Eusocial insects organize themselves into behavioral castes whose regulation has been proposed to involve epigenetic processes, including histone modification. In the carpenter ant Camponotus floridanus, morphologically distinct worker castes called minors and majors exhibit pronounced differences in foraging and scouting behaviors. We found that these behaviors are regulated by histone acetylation likely catalyzed by the conserved acetyltransferase CBP. Transcriptome and chromatin analysis in brains of scouting minors fed pharmacological inhibitors of CBP and histone deacetylases (HDACs) revealed hundreds of genes linked to hyperacetylated regions targeted by CBP. Majors rarely forage, but injection of a HDAC inhibitor or small interfering RNAs against the HDAC Rpd3 into young major brains induced and sustained foraging in a CBP-dependent manner. Our results suggest that behavioral plasticity in animals may be regulated in an epigenetic manner via histone modification.
Simola, D. F., Graham, R. J., Brady, C. M., Enzmann, B. L., Desplan, C., Ray, A., Zwiebel, L. J., Bonasio, R., Reinberg, D., Liebig, J., & Berger, S. L. (2016). Epigenetic (re)programming of caste-specific behavior in the ant Camponotus floridanus.

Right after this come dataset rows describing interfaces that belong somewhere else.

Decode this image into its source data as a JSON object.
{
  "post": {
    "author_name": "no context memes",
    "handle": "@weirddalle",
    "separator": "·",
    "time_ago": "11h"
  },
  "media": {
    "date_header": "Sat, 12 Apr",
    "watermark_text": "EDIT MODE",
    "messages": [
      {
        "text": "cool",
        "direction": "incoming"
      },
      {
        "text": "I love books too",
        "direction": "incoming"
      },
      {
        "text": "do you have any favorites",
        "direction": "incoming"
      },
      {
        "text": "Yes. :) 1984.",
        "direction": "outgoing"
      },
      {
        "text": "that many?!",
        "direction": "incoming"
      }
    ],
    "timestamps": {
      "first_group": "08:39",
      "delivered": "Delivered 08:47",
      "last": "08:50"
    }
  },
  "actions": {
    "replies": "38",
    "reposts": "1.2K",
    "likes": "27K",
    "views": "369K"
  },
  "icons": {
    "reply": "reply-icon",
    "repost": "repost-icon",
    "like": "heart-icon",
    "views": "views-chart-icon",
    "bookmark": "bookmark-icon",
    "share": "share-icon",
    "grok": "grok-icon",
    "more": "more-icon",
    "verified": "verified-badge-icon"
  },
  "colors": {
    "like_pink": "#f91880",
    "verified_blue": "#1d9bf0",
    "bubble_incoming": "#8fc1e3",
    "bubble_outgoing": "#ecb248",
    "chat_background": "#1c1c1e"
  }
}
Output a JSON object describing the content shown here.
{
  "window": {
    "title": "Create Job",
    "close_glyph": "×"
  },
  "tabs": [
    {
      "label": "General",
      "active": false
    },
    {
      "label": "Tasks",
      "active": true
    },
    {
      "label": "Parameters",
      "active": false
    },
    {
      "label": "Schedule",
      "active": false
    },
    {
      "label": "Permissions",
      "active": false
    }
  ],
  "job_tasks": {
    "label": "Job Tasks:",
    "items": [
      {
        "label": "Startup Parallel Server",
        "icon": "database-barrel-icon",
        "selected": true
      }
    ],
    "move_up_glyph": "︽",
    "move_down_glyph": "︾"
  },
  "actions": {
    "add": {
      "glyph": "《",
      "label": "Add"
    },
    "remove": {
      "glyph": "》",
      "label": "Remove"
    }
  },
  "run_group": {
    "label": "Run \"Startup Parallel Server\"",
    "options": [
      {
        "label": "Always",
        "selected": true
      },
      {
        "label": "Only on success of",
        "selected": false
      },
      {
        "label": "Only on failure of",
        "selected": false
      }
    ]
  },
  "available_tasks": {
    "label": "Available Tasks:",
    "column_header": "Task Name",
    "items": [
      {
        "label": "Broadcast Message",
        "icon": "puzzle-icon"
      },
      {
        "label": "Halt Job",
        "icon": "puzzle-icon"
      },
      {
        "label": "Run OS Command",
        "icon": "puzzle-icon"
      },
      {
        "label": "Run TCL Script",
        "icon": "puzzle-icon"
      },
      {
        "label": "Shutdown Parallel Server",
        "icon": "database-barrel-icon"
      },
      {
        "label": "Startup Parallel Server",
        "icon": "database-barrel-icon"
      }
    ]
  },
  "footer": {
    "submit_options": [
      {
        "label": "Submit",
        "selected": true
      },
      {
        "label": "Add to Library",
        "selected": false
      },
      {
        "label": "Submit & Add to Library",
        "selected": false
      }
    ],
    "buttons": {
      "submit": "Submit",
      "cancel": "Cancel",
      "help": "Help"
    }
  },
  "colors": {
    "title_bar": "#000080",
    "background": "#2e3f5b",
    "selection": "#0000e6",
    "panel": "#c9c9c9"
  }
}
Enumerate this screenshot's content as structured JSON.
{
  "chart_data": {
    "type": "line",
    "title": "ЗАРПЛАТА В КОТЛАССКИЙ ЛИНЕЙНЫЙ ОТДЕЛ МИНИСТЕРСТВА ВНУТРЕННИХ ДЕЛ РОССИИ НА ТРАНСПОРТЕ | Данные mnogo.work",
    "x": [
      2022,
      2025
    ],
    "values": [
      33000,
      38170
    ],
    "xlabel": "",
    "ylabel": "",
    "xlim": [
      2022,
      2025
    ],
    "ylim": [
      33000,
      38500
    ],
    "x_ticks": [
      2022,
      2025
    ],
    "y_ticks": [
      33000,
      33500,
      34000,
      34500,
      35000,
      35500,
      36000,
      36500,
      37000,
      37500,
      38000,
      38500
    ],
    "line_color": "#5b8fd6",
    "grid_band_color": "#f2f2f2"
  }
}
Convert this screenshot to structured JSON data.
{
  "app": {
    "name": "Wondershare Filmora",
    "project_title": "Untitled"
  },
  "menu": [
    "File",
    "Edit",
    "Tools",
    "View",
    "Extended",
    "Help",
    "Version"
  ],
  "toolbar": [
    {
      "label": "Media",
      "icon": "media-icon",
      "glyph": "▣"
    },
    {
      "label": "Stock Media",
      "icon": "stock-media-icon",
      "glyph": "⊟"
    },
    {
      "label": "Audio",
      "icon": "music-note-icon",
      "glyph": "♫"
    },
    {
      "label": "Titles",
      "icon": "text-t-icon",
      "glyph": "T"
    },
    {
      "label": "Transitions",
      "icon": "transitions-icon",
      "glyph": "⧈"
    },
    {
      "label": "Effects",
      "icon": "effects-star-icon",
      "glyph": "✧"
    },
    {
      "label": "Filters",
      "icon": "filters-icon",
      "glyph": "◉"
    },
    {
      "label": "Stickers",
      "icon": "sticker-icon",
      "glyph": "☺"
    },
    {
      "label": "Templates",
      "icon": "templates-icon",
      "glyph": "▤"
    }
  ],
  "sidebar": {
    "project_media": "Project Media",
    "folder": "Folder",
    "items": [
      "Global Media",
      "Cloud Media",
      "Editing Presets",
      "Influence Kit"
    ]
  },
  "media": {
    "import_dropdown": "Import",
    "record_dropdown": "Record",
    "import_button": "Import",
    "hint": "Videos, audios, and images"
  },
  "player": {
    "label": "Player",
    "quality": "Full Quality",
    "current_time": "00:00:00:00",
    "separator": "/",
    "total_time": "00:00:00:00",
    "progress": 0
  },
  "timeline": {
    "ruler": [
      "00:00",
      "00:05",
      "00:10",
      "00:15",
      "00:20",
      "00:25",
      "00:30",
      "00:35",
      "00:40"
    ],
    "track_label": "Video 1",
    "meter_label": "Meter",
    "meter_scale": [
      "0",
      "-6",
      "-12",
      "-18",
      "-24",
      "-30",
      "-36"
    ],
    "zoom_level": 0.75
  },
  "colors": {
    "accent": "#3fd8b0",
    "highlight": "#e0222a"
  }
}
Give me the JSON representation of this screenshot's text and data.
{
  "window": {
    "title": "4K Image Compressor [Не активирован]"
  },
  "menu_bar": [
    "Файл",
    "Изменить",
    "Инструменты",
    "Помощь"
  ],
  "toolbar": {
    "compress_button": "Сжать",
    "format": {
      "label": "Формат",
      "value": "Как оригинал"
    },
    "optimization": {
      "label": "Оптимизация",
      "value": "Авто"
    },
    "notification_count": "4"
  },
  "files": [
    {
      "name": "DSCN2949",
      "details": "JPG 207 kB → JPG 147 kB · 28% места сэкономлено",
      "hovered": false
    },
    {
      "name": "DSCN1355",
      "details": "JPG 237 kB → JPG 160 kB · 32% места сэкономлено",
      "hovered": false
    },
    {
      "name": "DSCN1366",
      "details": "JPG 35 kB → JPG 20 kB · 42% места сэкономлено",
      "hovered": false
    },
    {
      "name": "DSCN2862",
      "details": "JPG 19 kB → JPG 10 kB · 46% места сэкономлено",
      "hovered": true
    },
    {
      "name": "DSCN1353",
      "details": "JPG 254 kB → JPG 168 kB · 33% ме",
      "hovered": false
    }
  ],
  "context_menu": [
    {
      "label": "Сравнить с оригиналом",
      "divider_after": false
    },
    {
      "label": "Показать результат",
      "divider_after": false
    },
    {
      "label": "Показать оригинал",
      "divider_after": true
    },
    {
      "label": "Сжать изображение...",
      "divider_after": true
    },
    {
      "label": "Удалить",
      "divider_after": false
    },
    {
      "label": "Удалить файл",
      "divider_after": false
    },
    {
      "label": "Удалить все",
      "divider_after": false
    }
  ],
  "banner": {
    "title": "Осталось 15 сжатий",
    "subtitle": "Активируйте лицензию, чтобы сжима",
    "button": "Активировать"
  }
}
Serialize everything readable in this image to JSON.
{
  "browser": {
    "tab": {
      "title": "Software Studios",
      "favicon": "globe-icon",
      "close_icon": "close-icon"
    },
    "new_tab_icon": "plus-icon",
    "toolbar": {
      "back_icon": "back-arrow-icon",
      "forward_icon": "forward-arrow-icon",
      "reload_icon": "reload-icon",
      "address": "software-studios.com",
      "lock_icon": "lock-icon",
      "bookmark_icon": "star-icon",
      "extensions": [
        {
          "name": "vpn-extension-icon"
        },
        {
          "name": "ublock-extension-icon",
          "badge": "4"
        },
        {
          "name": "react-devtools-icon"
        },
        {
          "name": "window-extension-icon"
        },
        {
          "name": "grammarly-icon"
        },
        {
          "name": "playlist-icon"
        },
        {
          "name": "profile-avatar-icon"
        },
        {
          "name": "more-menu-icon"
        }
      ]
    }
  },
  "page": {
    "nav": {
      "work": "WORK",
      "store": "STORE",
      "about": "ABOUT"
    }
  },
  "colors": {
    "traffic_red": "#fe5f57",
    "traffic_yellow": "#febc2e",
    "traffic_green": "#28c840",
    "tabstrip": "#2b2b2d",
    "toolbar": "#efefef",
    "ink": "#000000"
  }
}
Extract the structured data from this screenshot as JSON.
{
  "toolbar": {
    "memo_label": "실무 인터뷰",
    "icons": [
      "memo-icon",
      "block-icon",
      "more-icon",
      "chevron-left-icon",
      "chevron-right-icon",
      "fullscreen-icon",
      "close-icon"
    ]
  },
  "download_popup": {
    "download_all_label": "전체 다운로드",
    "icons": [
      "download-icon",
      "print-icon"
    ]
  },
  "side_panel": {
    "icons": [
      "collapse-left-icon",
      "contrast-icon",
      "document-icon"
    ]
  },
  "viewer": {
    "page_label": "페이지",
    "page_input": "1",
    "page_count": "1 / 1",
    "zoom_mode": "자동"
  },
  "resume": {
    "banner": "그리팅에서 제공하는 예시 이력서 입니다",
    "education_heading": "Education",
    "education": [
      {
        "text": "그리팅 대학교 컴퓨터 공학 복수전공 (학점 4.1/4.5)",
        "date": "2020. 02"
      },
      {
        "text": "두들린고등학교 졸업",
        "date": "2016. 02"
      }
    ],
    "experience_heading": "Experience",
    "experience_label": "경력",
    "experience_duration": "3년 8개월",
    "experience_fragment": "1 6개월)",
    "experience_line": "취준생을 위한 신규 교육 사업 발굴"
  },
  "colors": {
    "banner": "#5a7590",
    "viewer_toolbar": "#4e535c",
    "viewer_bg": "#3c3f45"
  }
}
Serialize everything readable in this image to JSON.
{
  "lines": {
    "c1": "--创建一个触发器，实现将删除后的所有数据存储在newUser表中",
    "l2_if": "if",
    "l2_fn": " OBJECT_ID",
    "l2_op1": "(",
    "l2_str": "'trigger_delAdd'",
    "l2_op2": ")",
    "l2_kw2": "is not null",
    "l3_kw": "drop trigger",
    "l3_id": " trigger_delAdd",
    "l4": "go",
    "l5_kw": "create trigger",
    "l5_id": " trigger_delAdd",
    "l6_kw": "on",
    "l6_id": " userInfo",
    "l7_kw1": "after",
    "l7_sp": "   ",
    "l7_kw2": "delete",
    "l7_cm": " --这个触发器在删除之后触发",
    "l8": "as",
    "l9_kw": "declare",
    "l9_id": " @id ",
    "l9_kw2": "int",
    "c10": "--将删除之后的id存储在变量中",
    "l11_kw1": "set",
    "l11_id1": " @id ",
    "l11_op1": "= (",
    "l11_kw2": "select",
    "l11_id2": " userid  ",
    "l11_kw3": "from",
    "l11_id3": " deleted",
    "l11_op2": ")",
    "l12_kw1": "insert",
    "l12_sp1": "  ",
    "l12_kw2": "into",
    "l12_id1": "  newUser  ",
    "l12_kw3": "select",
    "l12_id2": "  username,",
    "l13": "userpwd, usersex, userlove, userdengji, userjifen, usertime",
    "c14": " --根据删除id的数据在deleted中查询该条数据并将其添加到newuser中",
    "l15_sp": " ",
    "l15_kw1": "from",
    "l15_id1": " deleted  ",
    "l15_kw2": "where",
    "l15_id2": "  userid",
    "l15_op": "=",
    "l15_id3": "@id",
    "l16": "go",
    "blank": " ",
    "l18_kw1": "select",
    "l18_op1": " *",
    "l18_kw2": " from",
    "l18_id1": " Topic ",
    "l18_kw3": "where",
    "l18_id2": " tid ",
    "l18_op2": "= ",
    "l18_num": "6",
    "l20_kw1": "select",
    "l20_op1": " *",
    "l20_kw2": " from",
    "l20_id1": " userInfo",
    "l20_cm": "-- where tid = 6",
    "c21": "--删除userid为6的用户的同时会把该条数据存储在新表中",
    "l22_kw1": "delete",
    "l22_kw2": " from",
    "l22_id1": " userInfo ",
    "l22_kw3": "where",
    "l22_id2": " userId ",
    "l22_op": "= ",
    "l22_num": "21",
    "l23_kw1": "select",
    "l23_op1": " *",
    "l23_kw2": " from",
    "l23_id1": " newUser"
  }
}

Science, 351(6268), aac6633. https://doi.org/10.1126/science.aac6633